Sen. Sherrod Brown, D-Ohio, and Rep. Ro Khanna, D-Calif., both sponsored legislation that promises to invest billions of dollars in technology, strengthen the U.S. supply chain and make America's tech sector competitive with China. They both sit on the conference committee charged with combining different versions of the bill, which separately passed the U.S. House and Senate.
Although we represent vastly different parts of the country, we share the same fundamental belief: investments in research, development, and innovation mean little if they only lead to jobs in a few cities on the coasts or in factories overseas, and don't benefit American workers in all parts of the country.
Our nation is increasingly divided — by party, and by region. But most Americans still want the same things — opportunity and a chance to leave a better life for their children. By revitalizing American manufacturing and production, we take steps to renew our nation's promise of economic opportunity by spreading good paying jobs across the whole country.
The digital sector is reshaping our economy. But by providing digital services in a few select cities in the U.S., and outsourcing production to our foreign competitors, it has excluded too many American workers in the process, and sent innovation and growth to other countries.
High wage opportunities are concentrated in too few places. This current concentration excludes vast swaths of America, and creates problems of its own for Americans living in the current hubs of the digital economy. There are few ladders of opportunity for workers without a college degree, stratospheric housing costs, gridlocked roads, crowded trains.
It's been a problem for decades now, but we're starting to make progress.
Intel, a company headquartered in one of our home districts in Silicon Valley, just provided a roadmap to closing this divide with the announcement of a $20 billion dollar investment in Ohio.

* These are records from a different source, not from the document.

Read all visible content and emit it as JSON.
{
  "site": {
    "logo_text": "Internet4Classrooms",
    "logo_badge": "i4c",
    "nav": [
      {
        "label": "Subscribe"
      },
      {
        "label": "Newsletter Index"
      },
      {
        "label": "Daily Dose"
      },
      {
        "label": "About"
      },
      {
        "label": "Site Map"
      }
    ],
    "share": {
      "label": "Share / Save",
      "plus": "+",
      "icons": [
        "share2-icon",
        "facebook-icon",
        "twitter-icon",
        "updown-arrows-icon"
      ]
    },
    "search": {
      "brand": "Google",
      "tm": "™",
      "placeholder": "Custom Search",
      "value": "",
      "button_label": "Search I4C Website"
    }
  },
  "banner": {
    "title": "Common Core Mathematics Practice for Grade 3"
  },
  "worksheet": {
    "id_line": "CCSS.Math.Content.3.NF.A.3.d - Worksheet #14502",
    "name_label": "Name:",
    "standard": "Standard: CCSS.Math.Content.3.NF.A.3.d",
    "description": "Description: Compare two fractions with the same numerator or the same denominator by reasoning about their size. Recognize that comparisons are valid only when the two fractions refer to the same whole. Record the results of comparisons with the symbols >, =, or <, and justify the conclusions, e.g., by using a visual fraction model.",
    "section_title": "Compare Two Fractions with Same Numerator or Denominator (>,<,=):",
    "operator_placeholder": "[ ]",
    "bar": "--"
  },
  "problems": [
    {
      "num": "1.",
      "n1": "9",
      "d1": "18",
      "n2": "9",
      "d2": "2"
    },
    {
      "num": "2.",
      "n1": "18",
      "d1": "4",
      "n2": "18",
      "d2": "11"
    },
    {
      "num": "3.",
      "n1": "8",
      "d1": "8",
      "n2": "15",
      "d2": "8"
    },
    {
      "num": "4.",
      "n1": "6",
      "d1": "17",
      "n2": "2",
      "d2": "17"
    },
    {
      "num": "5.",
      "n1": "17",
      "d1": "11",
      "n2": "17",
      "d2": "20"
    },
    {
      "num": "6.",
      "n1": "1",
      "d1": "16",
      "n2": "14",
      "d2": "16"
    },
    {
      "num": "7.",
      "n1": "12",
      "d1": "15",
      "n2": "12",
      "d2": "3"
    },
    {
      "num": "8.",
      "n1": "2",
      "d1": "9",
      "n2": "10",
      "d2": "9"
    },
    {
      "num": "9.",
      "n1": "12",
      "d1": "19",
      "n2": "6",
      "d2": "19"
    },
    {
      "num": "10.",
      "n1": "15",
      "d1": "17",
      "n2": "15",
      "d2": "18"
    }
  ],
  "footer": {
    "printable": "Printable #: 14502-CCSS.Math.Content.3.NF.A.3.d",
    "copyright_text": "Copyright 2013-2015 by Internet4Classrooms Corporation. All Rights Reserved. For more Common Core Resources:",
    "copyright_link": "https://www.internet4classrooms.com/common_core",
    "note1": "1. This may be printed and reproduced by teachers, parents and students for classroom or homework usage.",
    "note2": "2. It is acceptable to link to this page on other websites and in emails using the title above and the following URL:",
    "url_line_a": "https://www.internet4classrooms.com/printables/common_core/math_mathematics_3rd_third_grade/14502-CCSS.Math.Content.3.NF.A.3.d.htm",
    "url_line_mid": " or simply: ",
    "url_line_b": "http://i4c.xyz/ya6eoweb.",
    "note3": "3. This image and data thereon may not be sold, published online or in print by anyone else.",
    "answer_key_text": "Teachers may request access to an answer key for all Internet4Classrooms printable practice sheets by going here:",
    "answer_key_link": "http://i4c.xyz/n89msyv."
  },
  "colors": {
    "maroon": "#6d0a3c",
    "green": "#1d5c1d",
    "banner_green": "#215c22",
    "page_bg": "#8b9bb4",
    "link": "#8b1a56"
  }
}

Its investment is not only a commitment to creating opportunity in places beyond major metropolitan hubs, it is also a commitment to making things in America.

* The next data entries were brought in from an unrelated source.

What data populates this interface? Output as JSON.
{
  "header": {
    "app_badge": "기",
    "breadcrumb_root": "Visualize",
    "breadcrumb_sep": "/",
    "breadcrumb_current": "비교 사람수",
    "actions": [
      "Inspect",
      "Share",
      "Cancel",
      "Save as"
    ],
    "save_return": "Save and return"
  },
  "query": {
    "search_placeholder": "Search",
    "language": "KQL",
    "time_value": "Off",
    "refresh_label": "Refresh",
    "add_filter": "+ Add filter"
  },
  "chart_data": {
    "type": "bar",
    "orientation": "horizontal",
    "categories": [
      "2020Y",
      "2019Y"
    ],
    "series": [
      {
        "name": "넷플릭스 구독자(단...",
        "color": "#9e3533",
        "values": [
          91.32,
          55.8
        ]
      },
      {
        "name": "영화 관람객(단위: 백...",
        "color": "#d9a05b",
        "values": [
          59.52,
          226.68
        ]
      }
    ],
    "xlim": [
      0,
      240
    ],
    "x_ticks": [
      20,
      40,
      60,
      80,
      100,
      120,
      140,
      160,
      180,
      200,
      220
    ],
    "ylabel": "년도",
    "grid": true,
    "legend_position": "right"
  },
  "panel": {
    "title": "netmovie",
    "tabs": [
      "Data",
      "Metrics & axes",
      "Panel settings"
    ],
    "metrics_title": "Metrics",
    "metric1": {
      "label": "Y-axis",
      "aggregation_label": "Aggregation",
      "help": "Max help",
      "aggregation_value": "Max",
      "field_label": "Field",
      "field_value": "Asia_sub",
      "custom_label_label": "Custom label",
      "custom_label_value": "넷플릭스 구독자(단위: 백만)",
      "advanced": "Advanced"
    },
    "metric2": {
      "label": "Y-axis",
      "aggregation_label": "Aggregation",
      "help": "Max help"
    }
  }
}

Ohio has a long, proud manufacturing heritage. It's home to critical high-tech manufacturing, from the auto to the aerospace industries. Silicon Valley is a global hub for tech sector companies like Apple, Google, Tesla, and Intel. Now, Intel plans to harness the best of what both our constituencies have to offer by building a massive new computer chip manufacturing center in central Ohio. Semiconductor chips will drive innovation in manufacturing for years to come as we produce more and more high-tech goods, and Intel is committing to making them here in America.

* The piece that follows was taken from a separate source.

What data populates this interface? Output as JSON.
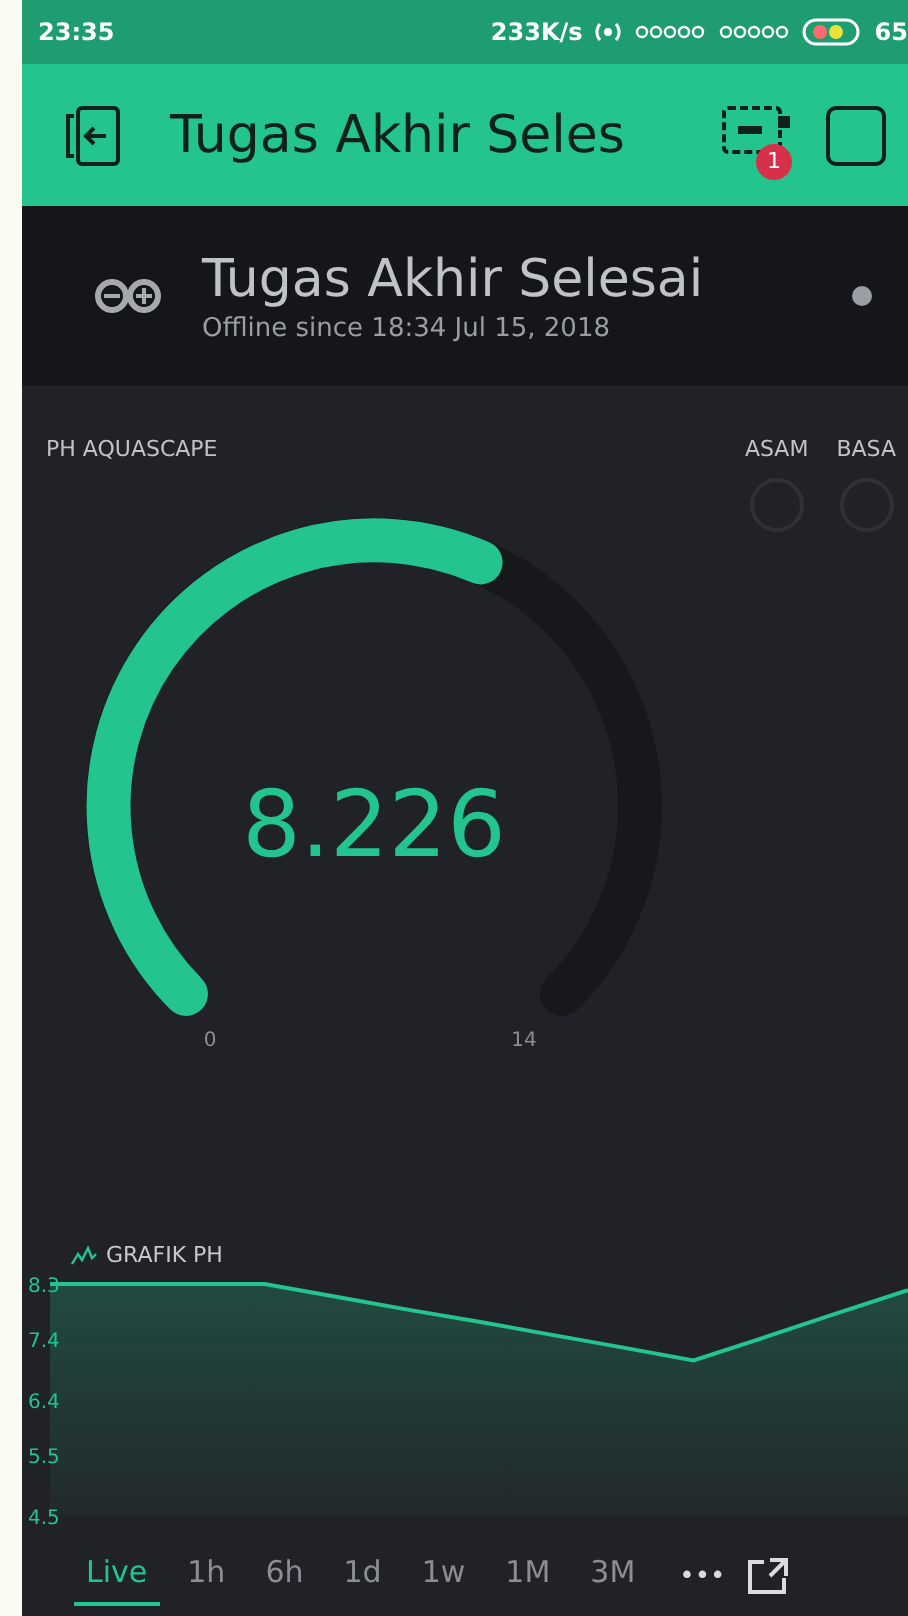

For Ohioans, these factories are predicted to create around 10,000 new manufacturing jobs, and tens of thousands more jobs will be created with suppliers around the state. Union tradespeople will build the facilities. And it's not just Ohioans who will benefit. Spreading opportunities across the country will help shorten supply chains, driving down costs. Michigan auto factories in Warren, Detroit and Fort Wayne will be able to get semiconductors made in one state — not one hemisphere – away. We must ensure this is the start of a technology and manufacturing boom in America's heartland that will create a ladder of opportunity for all workers.
But we can't sit back and assume this will happen on its own.
For starters, Congress must send a competitiveness bill, which includes the CHIPS Act, short for Creating Helpful Incentives to Produce Semiconductors for America Act, to the president's desk. This bill provides real resources and a coordinated strategy for expanding domestic production of semiconductor computer chips.
Currently, 75% of chip manufacturing capacity is in Asian countries—mainly Taiwan, South Korea, Japan, and China. American manufacturers shouldn't have to rely on foreign producers when we can make them right here in America. When companies are no longer forced to rely on long semiconductor supply chains that stretch across the globe, Americans frustrated by long wait times for products will get their high-tech goods faster.
The CHIPS Act is just one piece of a much larger legislative package we're working to pass to make bold investments in research, development, and manufacturing of critical technology. It would ensure new research investments translate into increased manufacturing and high-tech jobs in American industries, and ensure we continue to set technology standards around the world in a the 21st-century economy.
It will create regional innovation hubs across the country, in every region. There's no reason jobs in the digital sector should only exist in places like Silicon Valley, Austin, Boston, or New York. We can strengthen manufacturing ecosystems in places like Dayton, Milwaukee, and Pittsburgh.
No one should have to choose between the hometown they love and a good-paying job in the 21st century economy. If we can bring good-paying technology jobs to all communities — not just the coasts — and bring production back to America, we can start to stitch the fabric of our nation's economy back together.